Problem details:
The answer must be every record below, reproduced exactly.

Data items

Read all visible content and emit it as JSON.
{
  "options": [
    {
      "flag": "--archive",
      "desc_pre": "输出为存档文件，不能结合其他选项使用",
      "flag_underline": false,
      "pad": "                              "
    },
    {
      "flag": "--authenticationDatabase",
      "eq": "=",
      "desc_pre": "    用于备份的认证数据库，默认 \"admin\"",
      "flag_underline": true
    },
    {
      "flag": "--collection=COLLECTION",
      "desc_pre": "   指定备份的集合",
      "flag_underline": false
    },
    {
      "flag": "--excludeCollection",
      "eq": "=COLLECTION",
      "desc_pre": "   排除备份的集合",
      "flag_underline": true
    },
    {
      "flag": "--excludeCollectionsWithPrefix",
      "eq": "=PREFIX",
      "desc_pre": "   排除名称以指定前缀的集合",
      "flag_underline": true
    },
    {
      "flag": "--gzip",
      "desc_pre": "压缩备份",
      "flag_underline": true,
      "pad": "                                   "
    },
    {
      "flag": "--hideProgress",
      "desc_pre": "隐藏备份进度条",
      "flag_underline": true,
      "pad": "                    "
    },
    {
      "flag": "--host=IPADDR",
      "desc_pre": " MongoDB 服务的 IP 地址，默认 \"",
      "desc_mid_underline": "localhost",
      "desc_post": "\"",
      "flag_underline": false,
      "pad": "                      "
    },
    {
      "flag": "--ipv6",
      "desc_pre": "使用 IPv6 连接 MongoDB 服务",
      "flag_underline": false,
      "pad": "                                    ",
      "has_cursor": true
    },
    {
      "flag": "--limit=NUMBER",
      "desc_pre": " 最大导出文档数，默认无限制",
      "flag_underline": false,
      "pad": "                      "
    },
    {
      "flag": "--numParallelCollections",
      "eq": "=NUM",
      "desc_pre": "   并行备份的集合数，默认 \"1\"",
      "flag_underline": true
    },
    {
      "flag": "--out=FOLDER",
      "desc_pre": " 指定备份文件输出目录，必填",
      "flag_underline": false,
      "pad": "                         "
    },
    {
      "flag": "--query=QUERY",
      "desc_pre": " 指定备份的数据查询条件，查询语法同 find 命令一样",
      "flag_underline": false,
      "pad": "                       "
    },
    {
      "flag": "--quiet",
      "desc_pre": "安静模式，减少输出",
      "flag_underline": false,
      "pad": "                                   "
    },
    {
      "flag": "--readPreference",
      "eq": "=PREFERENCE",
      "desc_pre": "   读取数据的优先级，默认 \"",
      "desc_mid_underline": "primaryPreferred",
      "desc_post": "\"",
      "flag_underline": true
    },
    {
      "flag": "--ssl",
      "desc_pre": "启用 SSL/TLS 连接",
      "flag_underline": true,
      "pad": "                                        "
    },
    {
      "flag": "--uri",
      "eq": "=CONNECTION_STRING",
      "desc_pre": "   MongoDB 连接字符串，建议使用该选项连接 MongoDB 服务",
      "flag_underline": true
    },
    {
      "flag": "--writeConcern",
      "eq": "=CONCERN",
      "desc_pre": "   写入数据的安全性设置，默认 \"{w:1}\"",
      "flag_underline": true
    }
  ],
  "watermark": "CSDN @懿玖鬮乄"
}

Response to the exercise:
Read all visible content and emit it as JSON.
{
  "options": [
    {
      "flag": "--archive",
      "desc_pre": "输出为存档文件，不能结合其他选项使用",
      "flag_underline": false,
      "pad": "                              "
    },
    {
      "flag": "--authenticationDatabase",
      "eq": "=",
      "desc_pre": "    用于备份的认证数据库，默认 \"admin\"",
      "flag_underline": true
    },
    {
      "flag": "--collection=COLLECTION",
      "desc_pre": "   指定备份的集合",
      "flag_underline": false
    },
    {
      "flag": "--excludeCollection",
      "eq": "=COLLECTION",
      "desc_pre": "   排除备份的集合",
      "flag_underline": true
    },
    {
      "flag": "--excludeCollectionsWithPrefix",
      "eq": "=PREFIX",
      "desc_pre": "   排除名称以指定前缀的集合",
      "flag_underline": true
    },
    {
      "flag": "--gzip",
      "desc_pre": "压缩备份",
      "flag_underline": true,
      "pad": "                                   "
    },
    {
      "flag": "--hideProgress",
      "desc_pre": "隐藏备份进度条",
      "flag_underline": true,
      "pad": "                    "
    },
    {
      "flag": "--host=IPADDR",
      "desc_pre": " MongoDB 服务的 IP 地址，默认 \"",
      "desc_mid_underline": "localhost",
      "desc_post": "\"",
      "flag_underline": false,
      "pad": "                      "
    },
    {
      "flag": "--ipv6",
      "desc_pre": "使用 IPv6 连接 MongoDB 服务",
      "flag_underline": false,
      "pad": "                                    ",
      "has_cursor": true
    },
    {
      "flag": "--limit=NUMBER",
      "desc_pre": " 最大导出文档数，默认无限制",
      "flag_underline": false,
      "pad": "                      "
    },
    {
      "flag": "--numParallelCollections",
      "eq": "=NUM",
      "desc_pre": "   并行备份的集合数，默认 \"1\"",
      "flag_underline": true
    },
    {
      "flag": "--out=FOLDER",
      "desc_pre": " 指定备份文件输出目录，必填",
      "flag_underline": false,
      "pad": "                         "
    },
    {
      "flag": "--query=QUERY",
      "desc_pre": " 指定备份的数据查询条件，查询语法同 find 命令一样",
      "flag_underline": false,
      "pad": "                       "
    },
    {
      "flag": "--quiet",
      "desc_pre": "安静模式，减少输出",
      "flag_underline": false,
      "pad": "                                   "
    },
    {
      "flag": "--readPreference",
      "eq": "=PREFERENCE",
      "desc_pre": "   读取数据的优先级，默认 \"",
      "desc_mid_underline": "primaryPreferred",
      "desc_post": "\"",
      "flag_underline": true
    },
    {
      "flag": "--ssl",
      "desc_pre": "启用 SSL/TLS 连接",
      "flag_underline": true,
      "pad": "                                        "
    },
    {
      "flag": "--uri",
      "eq": "=CONNECTION_STRING",
      "desc_pre": "   MongoDB 连接字符串，建议使用该选项连接 MongoDB 服务",
      "flag_underline": true
    },
    {
      "flag": "--writeConcern",
      "eq": "=CONCERN",
      "desc_pre": "   写入数据的安全性设置，默认 \"{w:1}\"",
      "flag_underline": true
    }
  ],
  "watermark": "CSDN @懿玖鬮乄"
}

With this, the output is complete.